- [TASK REQUIREMENTS]: Wherever "穴あけ工具" appears in a line of the listing, report that line.

# # #

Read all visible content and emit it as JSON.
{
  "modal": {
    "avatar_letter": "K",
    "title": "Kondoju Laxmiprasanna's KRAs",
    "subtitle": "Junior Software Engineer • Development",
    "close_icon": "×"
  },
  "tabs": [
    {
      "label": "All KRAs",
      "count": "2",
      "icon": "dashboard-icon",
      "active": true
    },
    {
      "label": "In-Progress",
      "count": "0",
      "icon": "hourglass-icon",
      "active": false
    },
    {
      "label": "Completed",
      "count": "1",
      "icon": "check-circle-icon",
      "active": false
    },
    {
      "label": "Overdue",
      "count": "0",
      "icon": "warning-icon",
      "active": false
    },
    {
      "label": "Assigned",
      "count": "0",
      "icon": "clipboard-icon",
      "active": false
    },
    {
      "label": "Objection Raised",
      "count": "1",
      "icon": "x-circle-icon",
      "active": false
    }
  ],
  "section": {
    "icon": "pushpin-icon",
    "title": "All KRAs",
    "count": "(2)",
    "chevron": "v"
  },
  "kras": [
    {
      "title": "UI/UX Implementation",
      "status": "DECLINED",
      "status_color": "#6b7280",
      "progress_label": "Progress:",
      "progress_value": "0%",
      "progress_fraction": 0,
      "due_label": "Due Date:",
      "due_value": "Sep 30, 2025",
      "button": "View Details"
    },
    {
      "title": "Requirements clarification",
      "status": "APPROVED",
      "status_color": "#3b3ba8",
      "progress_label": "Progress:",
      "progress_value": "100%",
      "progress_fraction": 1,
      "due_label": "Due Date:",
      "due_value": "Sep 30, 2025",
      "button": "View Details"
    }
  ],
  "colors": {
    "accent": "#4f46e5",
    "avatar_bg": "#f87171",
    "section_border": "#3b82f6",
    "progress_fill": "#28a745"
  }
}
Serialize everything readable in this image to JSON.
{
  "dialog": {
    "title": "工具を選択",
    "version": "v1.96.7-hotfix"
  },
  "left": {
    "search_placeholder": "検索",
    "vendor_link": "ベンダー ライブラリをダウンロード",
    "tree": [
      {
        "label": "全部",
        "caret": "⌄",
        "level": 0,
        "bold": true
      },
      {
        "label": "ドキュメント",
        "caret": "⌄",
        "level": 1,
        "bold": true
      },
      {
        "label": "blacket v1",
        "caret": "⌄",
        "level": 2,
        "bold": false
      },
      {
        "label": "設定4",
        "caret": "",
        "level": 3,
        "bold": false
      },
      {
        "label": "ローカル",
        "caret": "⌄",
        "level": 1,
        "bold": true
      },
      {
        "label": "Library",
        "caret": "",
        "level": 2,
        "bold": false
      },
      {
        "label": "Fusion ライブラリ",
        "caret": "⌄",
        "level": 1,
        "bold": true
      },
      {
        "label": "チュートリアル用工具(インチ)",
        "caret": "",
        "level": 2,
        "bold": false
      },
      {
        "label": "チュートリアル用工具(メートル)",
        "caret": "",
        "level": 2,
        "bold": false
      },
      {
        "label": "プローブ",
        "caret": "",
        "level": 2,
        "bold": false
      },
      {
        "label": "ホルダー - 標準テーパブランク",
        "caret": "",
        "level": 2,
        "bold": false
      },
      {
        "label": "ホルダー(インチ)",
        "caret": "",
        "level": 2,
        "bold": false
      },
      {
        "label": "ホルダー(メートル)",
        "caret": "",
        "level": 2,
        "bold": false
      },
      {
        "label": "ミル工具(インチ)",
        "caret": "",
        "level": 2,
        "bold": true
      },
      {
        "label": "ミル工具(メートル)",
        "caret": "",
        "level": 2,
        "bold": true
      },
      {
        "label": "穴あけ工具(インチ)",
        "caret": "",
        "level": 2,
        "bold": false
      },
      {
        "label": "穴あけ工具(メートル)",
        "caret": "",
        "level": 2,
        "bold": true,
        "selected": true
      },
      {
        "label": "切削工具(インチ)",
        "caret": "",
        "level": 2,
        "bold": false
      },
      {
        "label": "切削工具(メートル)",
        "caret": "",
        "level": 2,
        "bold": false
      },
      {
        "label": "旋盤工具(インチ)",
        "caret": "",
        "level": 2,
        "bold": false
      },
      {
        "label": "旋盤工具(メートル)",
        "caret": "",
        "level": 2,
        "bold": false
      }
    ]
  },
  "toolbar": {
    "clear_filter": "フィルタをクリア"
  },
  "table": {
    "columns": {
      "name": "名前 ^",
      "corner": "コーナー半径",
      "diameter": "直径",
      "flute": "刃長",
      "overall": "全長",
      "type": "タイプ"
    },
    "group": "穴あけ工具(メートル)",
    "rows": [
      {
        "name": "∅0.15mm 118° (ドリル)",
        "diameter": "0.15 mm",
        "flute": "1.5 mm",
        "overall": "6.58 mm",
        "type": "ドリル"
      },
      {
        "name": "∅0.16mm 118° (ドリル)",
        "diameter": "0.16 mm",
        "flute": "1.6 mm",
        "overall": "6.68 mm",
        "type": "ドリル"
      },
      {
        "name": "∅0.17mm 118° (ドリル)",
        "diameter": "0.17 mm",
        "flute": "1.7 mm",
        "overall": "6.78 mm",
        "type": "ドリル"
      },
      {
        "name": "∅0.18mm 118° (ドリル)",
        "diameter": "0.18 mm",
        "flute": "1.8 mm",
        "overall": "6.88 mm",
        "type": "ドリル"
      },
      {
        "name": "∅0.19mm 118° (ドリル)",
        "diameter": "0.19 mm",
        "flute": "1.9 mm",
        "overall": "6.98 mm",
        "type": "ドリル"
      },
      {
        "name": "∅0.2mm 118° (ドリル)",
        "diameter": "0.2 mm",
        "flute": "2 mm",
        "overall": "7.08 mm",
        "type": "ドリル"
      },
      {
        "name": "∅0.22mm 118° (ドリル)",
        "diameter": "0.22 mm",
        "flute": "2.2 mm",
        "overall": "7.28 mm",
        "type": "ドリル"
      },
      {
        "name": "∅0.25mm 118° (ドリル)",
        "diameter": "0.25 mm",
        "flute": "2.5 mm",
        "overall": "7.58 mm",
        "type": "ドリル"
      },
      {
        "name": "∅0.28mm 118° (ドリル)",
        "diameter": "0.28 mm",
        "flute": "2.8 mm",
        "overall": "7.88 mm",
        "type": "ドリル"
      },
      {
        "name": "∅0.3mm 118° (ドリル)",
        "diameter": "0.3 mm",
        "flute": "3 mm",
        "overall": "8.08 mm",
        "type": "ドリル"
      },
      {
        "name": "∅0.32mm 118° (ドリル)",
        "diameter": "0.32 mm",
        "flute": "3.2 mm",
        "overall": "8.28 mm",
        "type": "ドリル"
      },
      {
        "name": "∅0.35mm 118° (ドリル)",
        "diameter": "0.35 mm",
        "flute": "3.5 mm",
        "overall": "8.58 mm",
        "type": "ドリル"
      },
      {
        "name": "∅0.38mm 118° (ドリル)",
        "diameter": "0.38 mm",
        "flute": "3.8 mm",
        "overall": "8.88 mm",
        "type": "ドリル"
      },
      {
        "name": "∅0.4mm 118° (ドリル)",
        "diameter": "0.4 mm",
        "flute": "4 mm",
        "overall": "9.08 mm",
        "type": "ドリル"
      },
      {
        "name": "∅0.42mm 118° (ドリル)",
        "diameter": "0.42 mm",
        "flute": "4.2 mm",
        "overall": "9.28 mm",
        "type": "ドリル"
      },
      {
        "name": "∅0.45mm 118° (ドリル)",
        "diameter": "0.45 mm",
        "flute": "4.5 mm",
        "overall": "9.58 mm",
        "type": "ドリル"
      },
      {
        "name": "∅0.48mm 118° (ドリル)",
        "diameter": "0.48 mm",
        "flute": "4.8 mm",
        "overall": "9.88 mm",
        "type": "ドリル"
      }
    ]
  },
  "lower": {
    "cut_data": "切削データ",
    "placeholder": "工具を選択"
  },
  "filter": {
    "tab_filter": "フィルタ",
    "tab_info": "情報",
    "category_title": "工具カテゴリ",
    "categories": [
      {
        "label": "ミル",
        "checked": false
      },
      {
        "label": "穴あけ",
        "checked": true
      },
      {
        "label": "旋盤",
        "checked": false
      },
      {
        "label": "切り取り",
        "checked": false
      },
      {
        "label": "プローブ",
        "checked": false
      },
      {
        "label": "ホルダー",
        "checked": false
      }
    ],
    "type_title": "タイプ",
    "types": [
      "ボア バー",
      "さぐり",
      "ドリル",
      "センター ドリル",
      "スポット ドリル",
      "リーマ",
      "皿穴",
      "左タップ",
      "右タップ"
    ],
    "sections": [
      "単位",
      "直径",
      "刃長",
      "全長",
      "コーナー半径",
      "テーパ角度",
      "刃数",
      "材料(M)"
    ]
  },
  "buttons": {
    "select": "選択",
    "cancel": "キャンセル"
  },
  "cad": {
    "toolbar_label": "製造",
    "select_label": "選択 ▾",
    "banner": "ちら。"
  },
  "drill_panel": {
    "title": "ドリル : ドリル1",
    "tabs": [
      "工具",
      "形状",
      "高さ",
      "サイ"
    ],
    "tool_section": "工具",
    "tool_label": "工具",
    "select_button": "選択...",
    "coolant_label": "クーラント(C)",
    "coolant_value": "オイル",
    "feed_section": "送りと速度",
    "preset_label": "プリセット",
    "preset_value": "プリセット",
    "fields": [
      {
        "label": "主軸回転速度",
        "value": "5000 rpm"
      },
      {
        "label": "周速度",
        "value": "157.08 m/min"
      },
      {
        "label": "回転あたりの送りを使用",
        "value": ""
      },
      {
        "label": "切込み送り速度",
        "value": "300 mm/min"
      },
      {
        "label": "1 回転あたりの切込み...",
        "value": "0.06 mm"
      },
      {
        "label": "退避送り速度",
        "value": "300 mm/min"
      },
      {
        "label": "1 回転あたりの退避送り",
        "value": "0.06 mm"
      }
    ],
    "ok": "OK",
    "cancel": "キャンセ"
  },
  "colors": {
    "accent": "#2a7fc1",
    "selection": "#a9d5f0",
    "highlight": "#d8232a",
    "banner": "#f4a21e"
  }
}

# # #

- [ANSWER SECTION]:
        "label": "穴あけ工具(インチ)",
        "label": "穴あけ工具(メートル)",
    "group": "穴あけ工具(メートル)",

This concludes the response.